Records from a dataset
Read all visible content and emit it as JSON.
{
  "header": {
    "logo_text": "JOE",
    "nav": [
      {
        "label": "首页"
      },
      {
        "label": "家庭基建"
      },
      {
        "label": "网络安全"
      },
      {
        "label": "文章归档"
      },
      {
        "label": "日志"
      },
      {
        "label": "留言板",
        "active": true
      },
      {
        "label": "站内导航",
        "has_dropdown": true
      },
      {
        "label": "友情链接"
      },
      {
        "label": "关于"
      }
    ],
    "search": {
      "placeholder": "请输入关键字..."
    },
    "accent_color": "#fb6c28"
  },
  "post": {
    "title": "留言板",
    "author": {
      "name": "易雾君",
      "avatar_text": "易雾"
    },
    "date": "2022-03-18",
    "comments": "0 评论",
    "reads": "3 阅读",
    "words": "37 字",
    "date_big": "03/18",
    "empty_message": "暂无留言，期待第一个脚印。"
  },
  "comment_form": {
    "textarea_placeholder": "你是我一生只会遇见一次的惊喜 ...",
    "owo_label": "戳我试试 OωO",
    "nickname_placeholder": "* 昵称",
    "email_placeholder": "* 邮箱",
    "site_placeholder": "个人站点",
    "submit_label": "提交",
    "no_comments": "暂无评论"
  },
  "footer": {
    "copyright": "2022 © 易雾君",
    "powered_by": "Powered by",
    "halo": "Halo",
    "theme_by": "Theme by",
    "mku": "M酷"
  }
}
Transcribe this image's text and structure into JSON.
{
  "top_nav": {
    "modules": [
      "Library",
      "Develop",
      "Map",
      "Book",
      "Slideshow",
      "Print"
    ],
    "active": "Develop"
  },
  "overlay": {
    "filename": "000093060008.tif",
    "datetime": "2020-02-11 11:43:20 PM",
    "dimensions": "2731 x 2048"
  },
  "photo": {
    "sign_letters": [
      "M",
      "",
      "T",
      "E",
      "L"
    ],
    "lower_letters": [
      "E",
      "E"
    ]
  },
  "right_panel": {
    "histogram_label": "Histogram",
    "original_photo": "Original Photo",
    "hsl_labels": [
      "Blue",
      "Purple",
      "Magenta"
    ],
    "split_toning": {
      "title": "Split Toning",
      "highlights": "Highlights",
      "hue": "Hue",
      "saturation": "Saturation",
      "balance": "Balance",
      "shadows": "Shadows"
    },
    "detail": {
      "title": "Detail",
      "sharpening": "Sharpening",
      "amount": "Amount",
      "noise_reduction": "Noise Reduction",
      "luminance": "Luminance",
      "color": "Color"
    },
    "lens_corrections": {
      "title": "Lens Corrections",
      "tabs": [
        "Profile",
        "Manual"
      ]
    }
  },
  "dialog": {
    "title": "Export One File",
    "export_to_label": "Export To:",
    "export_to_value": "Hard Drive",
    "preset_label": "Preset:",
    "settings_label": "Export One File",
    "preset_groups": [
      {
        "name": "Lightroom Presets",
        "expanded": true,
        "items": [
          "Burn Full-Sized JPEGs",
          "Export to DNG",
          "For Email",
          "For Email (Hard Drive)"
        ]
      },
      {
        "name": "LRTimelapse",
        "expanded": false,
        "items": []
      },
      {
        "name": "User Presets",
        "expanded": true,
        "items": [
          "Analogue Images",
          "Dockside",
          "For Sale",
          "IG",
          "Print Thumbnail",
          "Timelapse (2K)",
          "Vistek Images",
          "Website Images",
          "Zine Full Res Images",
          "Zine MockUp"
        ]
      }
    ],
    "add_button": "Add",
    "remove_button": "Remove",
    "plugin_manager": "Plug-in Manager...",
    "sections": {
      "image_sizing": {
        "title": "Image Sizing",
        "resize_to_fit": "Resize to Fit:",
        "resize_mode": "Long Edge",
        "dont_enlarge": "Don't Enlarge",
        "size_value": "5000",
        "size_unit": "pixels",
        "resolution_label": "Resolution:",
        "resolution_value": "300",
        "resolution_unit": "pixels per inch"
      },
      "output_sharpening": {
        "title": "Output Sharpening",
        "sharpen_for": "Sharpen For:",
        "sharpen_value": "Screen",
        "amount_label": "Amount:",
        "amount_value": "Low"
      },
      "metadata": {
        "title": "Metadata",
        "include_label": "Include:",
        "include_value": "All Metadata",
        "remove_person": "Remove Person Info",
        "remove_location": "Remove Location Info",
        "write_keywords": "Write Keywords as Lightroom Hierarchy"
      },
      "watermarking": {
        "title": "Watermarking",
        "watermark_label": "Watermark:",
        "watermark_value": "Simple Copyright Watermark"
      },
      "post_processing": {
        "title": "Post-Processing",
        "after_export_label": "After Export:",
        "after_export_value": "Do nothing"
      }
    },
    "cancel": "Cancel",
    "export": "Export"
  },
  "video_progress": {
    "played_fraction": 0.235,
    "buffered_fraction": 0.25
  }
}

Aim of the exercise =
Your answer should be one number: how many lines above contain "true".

Exercise output =
4